Posted by Dan Malachowski, Product Marketing Manager (Search and Performance Media)
This is an extreme of example of something that happens every day on the major search engines and proves Twitter’s potential value to the search results page. Last week, the Web was abuzz when Lawrence Kutner, Kal Penn’s character on “House,” was suddenly killed-off the show. When Kutner died, “House” viewers turned to Google for answers. In fact, 22 of the top 25 hottest keywords on Google the night the episode aired were related to Kutner’s death:
But all the people searching Google on these terms at this time weren’t getting the best user experience on the SERP. The first page on Google contained no results relating to Kutner’s death:
Over on Twitter’s real-time search results, it was a different story:

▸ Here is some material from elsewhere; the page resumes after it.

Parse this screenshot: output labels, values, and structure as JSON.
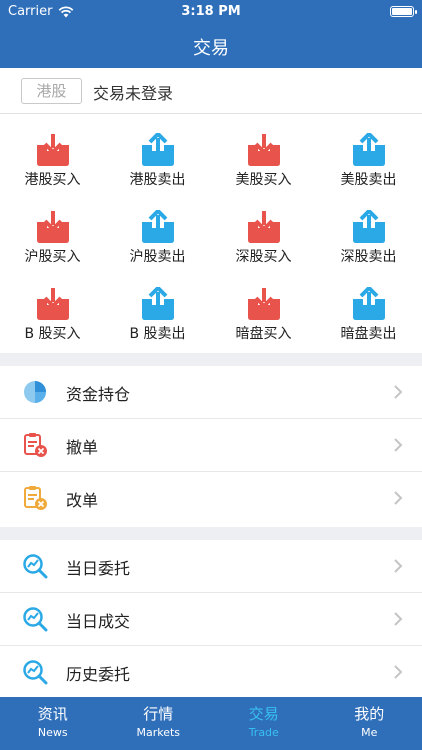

Google’s spiders are fast and within a couple hours Google had indexed and ranked blogs and other news stories about Kutner’s death. But Google’s spiders weren’t fast enough to satisfy the massive searcher demand in the minutes directly after Kal Penn’s surprising exit. Twitter on the Google SERP changes that. Of course we wouldn’t want real-time results all the time on Google, but it’s easy to imagine a day when a slot on the SERP is reserved for the most current Twitter search result, perhaps posted just seconds ago. Or maybe if Google (or another search engine) detects massive sudden demand around a group of terms like the “house kutner” terms, Twitter results could be fed into the top of the SERP. This creates a better searcher experience and will likely grow share for whichever search engine could pull it off.